What this task involves: Could you filter the records below and keep only the lines with the word "Park"?

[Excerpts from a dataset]
BEGIN
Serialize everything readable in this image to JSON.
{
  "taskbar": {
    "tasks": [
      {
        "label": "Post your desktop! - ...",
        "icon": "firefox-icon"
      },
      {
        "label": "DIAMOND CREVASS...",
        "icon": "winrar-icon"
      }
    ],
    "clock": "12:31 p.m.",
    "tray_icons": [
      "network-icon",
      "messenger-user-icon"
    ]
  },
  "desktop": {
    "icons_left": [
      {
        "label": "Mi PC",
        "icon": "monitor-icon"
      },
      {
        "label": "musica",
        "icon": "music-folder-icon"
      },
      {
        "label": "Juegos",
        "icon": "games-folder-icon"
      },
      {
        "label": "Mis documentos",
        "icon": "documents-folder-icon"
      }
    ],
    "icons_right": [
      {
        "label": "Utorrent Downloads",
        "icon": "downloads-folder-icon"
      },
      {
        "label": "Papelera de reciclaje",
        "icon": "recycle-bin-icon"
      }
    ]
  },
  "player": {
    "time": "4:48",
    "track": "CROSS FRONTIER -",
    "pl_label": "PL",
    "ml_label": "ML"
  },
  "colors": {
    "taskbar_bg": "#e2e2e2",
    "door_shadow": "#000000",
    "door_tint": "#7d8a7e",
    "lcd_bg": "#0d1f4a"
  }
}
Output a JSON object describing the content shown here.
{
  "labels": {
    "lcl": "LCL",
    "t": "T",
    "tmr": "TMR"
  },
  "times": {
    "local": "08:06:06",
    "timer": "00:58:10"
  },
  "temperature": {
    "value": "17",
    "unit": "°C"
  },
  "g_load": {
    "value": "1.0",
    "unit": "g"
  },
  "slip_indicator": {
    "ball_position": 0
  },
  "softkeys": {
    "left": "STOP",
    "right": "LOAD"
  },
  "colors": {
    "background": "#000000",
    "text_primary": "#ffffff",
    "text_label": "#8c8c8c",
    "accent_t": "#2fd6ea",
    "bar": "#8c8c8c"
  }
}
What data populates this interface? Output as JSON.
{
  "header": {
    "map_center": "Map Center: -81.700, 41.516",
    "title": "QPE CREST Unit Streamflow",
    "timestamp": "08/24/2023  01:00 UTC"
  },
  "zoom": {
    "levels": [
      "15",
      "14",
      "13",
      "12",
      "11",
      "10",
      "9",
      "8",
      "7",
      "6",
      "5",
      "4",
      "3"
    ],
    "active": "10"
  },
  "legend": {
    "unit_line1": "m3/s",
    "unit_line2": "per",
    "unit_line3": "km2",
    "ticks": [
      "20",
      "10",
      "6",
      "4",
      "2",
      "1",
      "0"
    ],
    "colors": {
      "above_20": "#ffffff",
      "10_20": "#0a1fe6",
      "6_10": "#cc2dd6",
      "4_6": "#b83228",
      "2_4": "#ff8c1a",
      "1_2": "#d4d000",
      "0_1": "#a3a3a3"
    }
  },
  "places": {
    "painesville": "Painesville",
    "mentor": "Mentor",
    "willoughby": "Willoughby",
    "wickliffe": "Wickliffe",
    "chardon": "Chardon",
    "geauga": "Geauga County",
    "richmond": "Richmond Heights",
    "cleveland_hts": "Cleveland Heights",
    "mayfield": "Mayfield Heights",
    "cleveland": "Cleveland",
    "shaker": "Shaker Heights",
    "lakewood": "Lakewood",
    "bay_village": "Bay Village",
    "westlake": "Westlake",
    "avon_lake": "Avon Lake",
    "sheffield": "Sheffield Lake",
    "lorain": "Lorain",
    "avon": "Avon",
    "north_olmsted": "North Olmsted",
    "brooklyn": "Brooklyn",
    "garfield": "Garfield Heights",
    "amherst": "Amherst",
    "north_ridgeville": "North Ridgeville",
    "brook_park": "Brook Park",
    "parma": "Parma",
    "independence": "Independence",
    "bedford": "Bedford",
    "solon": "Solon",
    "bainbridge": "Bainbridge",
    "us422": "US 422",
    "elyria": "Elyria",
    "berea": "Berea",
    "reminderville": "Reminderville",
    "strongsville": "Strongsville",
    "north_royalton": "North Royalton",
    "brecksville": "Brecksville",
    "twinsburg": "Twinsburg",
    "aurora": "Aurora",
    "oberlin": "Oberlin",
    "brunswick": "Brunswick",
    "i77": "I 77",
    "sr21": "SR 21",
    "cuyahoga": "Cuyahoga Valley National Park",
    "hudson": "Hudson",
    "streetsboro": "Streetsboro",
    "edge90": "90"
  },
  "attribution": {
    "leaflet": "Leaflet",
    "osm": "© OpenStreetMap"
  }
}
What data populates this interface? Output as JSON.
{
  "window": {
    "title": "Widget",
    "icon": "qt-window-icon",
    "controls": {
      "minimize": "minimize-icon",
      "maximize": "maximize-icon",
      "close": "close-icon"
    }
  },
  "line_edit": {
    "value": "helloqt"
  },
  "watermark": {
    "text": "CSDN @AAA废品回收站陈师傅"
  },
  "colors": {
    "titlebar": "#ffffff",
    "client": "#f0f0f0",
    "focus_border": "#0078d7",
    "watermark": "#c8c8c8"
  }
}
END
Response to this exercise:
    "brook_park": "Brook Park",
    "cuyahoga": "Cuyahoga Valley National Park",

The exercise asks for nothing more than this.